  • The freezer
  • Heat
  • Humid temperature
  • Direct lighting
  • Sunlight

Other Tips:

  • Reseal the cap tightly after each use
  • Place in a high area or in a locked cabinet

If your doctor has informed you to stop using this medicine, consider returning any unused portions of Hydrochlorothiazide to a local pharmacy. Most local drugstores feature a take-back program to help stop substance abuse and moreover keep drugs out of the natural ecosystem.


Hydrochlorothiazide is a standalone or supplementary treatment for high blood pressure. It is available by prescription only and is generally sold under the drug name Aquazide-H, though other brand names exist.

If you have fluid retention, kidney stones, or acidosis, your doctor may also prescribe Hydrochlorothiazide.

Hydrochlorothiazide is available as a capsule, tablet, or a syrup, each carrying different dosage requirements. Healthcare providers also factor in the patients' full medical history when prescribing this medicine. On average, Hydrochlorothiazide is given once or twice daily.

If hypertension remains untreated, patients are considered as being at risk of organ failure.

Antihypertensive medications such as Hydrochlorothiazide are used as a preventative measure for regulating hypertension' before serious bodily injury occurs.

A holistic approach is generally considered the best course of treatment for high blood pressure. As a result, your doctor may also outline dietary or lifestyle changes that are proven to keep high blood pressure under control. These include eating foods that are low in fat or salt content and exercising regularly. Patients are also advised to limit alcohol intake and stop smoking as these activities typically elevate blood pressure levels. Before subscribing to a new diet or exercise plan, however, consult your healthcare provider.

As with all medications, Hydrochlorothiazide may cause unwanted side effects to occur, including but not limited to dizziness, constipation, lethargy, drowsiness, and more. For these reasons, doctors advise that patients create a plan for how to react to negative side effects. If you feel dizzy, for example, you should delegate driving and other high-risk activities to someone else.

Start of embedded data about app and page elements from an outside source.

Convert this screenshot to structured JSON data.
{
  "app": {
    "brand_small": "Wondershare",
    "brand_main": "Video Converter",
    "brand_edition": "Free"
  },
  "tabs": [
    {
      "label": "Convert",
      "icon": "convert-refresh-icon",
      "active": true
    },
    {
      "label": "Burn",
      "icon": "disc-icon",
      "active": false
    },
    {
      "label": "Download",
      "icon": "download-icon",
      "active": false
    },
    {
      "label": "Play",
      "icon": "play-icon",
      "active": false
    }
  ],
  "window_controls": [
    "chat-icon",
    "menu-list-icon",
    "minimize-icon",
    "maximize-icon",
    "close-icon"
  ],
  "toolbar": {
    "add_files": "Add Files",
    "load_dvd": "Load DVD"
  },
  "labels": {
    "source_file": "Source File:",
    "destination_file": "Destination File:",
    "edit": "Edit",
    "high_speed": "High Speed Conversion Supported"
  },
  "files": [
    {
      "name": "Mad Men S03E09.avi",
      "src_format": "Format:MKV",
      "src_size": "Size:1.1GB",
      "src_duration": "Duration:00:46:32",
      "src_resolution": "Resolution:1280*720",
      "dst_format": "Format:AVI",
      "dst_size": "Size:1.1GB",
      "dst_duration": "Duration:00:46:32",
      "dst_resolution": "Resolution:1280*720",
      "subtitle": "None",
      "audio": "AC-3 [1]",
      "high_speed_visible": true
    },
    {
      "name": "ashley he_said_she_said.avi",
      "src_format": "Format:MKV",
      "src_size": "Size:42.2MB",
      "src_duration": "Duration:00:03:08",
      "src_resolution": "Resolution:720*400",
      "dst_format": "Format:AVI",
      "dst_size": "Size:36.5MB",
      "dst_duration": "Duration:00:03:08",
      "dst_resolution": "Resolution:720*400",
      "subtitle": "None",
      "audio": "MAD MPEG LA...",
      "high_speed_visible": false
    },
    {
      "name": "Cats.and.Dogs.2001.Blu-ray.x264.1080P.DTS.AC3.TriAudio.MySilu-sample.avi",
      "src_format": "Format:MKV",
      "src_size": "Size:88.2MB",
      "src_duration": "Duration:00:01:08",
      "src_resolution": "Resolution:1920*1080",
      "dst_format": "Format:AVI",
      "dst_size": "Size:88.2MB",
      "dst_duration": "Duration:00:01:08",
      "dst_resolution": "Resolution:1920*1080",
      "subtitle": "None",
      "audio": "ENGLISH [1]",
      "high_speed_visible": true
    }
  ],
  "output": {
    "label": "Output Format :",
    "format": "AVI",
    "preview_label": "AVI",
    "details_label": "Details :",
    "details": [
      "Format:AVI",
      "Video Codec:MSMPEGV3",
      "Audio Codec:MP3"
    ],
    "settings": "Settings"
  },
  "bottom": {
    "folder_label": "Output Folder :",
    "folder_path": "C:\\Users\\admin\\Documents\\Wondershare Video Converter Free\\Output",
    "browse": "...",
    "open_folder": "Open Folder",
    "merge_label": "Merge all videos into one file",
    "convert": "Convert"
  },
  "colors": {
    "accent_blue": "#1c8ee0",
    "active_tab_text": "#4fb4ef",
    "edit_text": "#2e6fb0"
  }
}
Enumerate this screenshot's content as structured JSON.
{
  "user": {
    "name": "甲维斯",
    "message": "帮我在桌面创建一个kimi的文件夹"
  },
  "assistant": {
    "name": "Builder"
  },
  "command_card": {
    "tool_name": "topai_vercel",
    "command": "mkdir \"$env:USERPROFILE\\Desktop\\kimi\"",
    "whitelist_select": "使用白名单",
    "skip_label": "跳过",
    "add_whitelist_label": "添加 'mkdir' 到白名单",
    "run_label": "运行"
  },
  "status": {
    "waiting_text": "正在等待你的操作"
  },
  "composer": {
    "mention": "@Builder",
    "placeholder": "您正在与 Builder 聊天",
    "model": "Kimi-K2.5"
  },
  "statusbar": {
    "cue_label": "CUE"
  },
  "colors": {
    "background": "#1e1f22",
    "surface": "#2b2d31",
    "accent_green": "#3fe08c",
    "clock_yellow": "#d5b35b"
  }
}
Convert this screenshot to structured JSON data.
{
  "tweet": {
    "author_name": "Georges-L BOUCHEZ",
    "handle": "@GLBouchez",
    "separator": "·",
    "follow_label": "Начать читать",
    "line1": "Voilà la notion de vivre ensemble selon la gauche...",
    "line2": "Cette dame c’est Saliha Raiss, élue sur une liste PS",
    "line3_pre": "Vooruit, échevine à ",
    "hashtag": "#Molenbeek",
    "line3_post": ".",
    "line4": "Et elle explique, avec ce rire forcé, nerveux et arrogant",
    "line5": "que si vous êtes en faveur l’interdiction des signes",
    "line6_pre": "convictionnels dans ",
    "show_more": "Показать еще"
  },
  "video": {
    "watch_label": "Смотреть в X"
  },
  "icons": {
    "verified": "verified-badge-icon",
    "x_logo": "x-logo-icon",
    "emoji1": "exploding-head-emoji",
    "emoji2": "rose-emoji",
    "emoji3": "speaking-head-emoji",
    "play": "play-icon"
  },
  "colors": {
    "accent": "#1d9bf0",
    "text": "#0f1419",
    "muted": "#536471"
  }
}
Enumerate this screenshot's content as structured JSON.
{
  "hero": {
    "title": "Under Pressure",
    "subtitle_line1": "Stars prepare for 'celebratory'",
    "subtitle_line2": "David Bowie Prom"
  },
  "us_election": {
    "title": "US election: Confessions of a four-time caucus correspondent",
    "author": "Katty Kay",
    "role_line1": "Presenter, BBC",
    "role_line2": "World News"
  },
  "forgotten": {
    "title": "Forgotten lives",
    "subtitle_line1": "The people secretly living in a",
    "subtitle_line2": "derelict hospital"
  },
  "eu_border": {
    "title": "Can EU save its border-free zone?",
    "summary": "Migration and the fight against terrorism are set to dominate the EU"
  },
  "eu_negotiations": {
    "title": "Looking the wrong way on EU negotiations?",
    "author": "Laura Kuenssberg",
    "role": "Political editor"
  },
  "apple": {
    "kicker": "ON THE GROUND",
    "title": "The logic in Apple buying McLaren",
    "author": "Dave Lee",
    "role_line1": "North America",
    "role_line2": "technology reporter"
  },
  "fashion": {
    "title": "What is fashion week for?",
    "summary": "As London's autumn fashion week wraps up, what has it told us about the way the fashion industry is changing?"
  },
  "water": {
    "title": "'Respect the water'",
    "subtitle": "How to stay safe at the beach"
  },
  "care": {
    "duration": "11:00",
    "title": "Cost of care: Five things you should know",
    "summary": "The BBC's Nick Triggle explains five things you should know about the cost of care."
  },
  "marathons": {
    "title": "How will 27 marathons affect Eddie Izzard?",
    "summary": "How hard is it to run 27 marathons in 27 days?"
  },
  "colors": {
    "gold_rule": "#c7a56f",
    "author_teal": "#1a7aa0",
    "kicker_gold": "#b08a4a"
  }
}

Patients should note that Hydrochlorothiazide is not a cure for hypertension. However, it is widely used as the first line of treatment for regulating high blood pressure for the long term. In some cases, Hydrochlorothiazide may be prescribed for life.

Patients taking Hydrochlorothiazide ultimately benefit from being at a reduced risk of heart attacks, strokes, and other serious side effects of uncontrolled hypertension.

Be sure to follow all instructions provided by your healthcare provider, including taking this medicine exactly as prescribed for as long as it is required.